Let's look at an analogy. Say you want to cook breakfast. You need to cook:

Coffee - takes 1 minute Bacon - takes 2 minutes Eggs - takes 3 minutes

Now a seasoned cook would NOT do this:

Put coffee on. Stare at watch until 1 minute has elapsed. Pour coffee. Cook bacon. Stare at watch until 2 minutes have elapsed. Serve bacon. Fry eggs. Stare at watch until 3 minutes have elapsed. Serve eggs.

The flaw in this is that whichever way you do it, something is going to be cooked too early (and get cold).

In computer terminology this is blocking. That is, you don't do anything else until the one task at hand is over.

What you are likely to do is this:

Start frying eggs. Look at watch and note the time. Glance at watch from time to time. When one minute is up then ... Start cooking bacon. Look at watch and note the time. Glance at watch from time to time. When another minute is up then ... Put coffee on. Look at watch and note the time. When 3 minutes are up, everything is cooked. Serve it all up.

In computer terminology this is non-blocking.
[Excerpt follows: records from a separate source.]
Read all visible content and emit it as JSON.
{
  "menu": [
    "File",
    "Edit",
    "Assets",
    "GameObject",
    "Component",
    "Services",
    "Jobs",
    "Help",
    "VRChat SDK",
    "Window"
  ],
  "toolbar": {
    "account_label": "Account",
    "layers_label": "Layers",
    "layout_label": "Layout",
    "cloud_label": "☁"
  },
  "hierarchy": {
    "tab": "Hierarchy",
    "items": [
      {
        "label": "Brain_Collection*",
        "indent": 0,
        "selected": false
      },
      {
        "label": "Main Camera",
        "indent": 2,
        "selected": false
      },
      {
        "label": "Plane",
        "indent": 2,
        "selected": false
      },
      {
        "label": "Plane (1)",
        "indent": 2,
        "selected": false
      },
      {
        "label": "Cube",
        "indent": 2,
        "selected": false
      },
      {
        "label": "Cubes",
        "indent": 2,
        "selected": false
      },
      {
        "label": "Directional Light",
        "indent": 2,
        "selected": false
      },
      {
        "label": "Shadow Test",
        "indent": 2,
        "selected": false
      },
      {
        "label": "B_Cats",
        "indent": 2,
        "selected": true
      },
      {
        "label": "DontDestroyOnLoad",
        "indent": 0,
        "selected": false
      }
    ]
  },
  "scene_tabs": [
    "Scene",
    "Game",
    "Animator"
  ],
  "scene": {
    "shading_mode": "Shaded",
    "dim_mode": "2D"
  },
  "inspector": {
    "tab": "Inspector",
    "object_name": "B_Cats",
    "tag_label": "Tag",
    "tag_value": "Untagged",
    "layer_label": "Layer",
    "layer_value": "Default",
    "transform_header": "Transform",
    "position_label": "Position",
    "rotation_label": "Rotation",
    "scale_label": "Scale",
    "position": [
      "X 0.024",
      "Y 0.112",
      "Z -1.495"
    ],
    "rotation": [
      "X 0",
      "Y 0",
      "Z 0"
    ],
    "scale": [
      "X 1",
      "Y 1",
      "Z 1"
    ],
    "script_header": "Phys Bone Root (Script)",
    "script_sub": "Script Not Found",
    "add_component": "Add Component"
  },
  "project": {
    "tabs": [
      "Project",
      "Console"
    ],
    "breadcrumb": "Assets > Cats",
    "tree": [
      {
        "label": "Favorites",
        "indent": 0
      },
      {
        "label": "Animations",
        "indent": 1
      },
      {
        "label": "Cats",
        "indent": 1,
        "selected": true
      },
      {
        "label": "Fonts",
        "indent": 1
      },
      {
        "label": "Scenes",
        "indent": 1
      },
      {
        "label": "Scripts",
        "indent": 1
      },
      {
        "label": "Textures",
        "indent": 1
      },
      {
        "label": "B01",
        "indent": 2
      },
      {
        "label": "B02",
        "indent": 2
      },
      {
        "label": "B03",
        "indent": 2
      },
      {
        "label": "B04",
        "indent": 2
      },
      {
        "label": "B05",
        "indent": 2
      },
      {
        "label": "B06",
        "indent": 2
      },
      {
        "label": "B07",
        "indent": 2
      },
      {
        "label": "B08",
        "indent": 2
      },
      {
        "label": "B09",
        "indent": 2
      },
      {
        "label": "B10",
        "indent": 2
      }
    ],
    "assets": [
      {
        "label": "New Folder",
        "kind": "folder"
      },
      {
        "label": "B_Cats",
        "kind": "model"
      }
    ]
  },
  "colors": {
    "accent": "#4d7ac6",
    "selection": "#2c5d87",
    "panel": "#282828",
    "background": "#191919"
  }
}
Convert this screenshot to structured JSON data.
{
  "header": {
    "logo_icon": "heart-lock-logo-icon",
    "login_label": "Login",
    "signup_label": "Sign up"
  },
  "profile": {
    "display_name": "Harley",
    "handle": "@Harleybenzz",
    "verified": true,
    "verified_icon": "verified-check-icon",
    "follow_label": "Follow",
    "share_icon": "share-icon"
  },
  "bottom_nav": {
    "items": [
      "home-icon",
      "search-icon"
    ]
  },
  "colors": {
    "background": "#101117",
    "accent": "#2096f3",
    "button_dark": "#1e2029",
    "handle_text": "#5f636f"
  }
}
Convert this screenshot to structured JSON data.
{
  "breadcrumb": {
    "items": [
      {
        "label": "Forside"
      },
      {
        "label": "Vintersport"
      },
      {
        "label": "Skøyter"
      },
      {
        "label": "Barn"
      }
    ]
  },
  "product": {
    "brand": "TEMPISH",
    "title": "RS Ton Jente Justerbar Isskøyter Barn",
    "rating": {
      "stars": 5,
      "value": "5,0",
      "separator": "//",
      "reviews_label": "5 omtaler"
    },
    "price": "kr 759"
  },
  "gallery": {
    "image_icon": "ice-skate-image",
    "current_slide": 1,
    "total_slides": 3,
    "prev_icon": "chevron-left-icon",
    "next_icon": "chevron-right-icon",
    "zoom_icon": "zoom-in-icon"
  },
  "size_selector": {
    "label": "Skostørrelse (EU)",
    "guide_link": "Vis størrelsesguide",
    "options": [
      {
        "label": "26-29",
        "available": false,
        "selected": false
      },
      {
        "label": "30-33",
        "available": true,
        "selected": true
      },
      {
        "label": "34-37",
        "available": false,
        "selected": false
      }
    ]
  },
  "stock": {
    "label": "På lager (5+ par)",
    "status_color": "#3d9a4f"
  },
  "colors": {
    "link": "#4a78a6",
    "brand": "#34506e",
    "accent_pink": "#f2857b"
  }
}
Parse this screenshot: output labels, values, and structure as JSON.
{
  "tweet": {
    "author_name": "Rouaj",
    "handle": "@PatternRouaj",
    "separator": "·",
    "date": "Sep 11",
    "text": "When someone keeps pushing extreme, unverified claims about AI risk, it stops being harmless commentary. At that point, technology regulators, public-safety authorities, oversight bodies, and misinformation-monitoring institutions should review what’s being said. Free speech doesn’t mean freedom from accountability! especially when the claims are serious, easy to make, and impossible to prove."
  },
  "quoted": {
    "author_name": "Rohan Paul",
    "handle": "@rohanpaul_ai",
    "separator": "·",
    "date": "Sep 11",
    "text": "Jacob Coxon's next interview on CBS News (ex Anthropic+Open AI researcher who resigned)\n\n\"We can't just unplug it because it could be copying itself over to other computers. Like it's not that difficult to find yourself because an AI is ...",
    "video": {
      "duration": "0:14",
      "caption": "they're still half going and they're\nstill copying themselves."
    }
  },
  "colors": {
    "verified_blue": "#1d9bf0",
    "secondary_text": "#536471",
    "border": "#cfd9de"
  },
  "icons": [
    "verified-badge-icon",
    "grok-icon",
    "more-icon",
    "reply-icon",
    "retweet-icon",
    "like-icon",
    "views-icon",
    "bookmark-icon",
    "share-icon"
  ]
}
That is, keep doing other things while you wait for time to be up.

So, adapting this idea to blinking two LEDs at different rates, we can't afford to use:

delay (1000);

... because this blocks. That is, you can't be doing anything else during those 1000 milliseconds.

Instead we note the time, like this:

unsigned long when_eggs_started; // declare variable

...

when_eggs_started = millis (); // note the time now

Later on we can see if 3 minutes are up by subtracting when we started from the time now. This, by the way, works even if the millis () function call wraps around after approximately 50 days.

if ((millis () - when_eggs_started) >= (1000UL * 60 * 3)) { // eggs are cooked }

The "UL" after 1000 is to force the compiler to make an "unsigned long" literal, which can hold a larger number than the default of an int (integer) which can only hold -32768 to +32767.

Note that millis () returns milliseconds, thus 1000 milliseconds are a single second. So 1000 milliseconds * 60 * 3 is three minutes.

The full sketch that blinks two LEDs at different rates is:

Go to the link to get the full sketch and maybe soak in the whole lesson? Knowledge is power, this lesson will power up your code.

Consider that a little delay(1) actually wastes 16000 cpu cycles where your sketch loop might average 200 cpu cycles. Get rid of delays and your Arduino will have massively more speed than is easy to appreciate.